A growing concern is that the European labour market is not utilising its fullest potential. For example, more women than men finish tertiary education, but still men outnumber women in entering the labour market.
Women tend to be less paid, have part-time jobs and highly-educated women work in lower-skilled professions. Not including highly educated people in the labour market is a waste of resources.
Stronger pressure from EU level is needed to improve work-life balance and to promote overall gender equality.
We support good quality and accessible care for children, elderly, sick and disabled; as well as the right to parental leave and flexible working conditions in order to increase women's participation in the labour market.
We cannot afford a Europe with the most skilled housewives in the world.
We cannot afford a Europe with the most skilled housewives in the world. Women’s participation in the labour market create economic growth. Europe should be ready for an attitude change and encourage paternal leave and parental leave for men.
It is the role of employers, colleagues and politicians to show an example and speak for shared responsibility. This should not, however, compromise the poorly arranged maternity leaves in some member states.

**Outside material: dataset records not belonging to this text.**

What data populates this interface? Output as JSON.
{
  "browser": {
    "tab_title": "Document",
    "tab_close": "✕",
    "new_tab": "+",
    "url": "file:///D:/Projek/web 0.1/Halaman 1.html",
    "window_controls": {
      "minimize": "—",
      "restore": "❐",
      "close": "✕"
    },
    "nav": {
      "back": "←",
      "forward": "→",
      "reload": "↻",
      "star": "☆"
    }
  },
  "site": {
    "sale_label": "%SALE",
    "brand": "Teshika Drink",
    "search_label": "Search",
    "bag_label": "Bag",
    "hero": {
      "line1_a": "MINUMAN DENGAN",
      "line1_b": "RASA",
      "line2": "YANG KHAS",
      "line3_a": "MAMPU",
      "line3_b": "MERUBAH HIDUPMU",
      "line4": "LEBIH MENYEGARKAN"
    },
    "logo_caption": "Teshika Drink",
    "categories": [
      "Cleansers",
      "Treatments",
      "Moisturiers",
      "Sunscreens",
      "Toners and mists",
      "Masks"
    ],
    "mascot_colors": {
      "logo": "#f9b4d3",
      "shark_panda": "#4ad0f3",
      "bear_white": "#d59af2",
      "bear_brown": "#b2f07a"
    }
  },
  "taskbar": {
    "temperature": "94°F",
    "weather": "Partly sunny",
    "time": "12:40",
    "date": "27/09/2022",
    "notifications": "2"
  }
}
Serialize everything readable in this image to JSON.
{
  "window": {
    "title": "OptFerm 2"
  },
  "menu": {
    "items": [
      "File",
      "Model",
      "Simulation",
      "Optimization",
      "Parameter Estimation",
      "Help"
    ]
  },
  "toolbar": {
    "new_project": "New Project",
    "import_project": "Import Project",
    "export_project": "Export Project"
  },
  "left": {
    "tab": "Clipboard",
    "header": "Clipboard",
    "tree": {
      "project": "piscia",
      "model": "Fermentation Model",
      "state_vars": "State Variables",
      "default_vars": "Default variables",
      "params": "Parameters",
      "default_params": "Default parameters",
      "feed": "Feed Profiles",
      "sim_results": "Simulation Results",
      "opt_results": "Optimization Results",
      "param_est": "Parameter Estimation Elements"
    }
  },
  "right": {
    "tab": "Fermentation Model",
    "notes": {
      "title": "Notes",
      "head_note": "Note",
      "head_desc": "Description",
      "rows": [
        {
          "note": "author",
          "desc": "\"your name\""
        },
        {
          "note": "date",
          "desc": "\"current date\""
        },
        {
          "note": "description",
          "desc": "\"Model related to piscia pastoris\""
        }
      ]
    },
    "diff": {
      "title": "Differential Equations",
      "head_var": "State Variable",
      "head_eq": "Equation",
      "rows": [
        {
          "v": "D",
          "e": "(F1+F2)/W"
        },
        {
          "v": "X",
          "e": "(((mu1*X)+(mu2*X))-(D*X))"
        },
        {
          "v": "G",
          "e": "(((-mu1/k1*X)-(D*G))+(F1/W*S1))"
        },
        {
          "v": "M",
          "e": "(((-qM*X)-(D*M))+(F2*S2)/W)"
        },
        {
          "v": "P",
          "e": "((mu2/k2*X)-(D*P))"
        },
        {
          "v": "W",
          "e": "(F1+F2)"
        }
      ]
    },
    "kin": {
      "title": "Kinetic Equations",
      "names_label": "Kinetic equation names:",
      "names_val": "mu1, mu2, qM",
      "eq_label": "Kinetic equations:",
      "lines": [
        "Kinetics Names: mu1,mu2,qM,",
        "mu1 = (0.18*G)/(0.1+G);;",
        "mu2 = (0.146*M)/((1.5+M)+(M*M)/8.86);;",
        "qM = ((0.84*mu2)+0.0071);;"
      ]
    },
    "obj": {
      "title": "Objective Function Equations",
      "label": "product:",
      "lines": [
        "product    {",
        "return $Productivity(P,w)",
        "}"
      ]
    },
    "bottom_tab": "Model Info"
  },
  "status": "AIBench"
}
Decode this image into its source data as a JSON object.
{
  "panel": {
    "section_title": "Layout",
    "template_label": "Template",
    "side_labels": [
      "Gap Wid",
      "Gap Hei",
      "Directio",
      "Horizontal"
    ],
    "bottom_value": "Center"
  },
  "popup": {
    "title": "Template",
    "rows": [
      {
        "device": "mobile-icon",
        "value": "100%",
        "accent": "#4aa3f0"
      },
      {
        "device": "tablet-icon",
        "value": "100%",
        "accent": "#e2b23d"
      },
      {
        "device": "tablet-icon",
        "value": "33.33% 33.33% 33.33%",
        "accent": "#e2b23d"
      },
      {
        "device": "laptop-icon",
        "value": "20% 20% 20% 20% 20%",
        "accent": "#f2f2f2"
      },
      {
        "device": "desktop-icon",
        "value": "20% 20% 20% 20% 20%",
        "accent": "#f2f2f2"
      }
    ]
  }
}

The legal right to leave and come back should be equal for mothers and fathers, without cutting rights of women. Same goes for carers' leave: it is a positive initiative, but we have to make sure that it will not become similar to a "pregnancy trap" for women. It is fundamental to have good access to good quality publicly funded care.
Work-life balance and flexibility are what the labour force and market needs to keep people healthy and efficient. Blurring the boundaries between work and family life is particularly problematic for those not enjoying the protection of the Working Time Directive. With an ever-increasing share of professionals in the EU workforce the derogation has lead up to a structural opt-out.
Read the full reply to the consultation here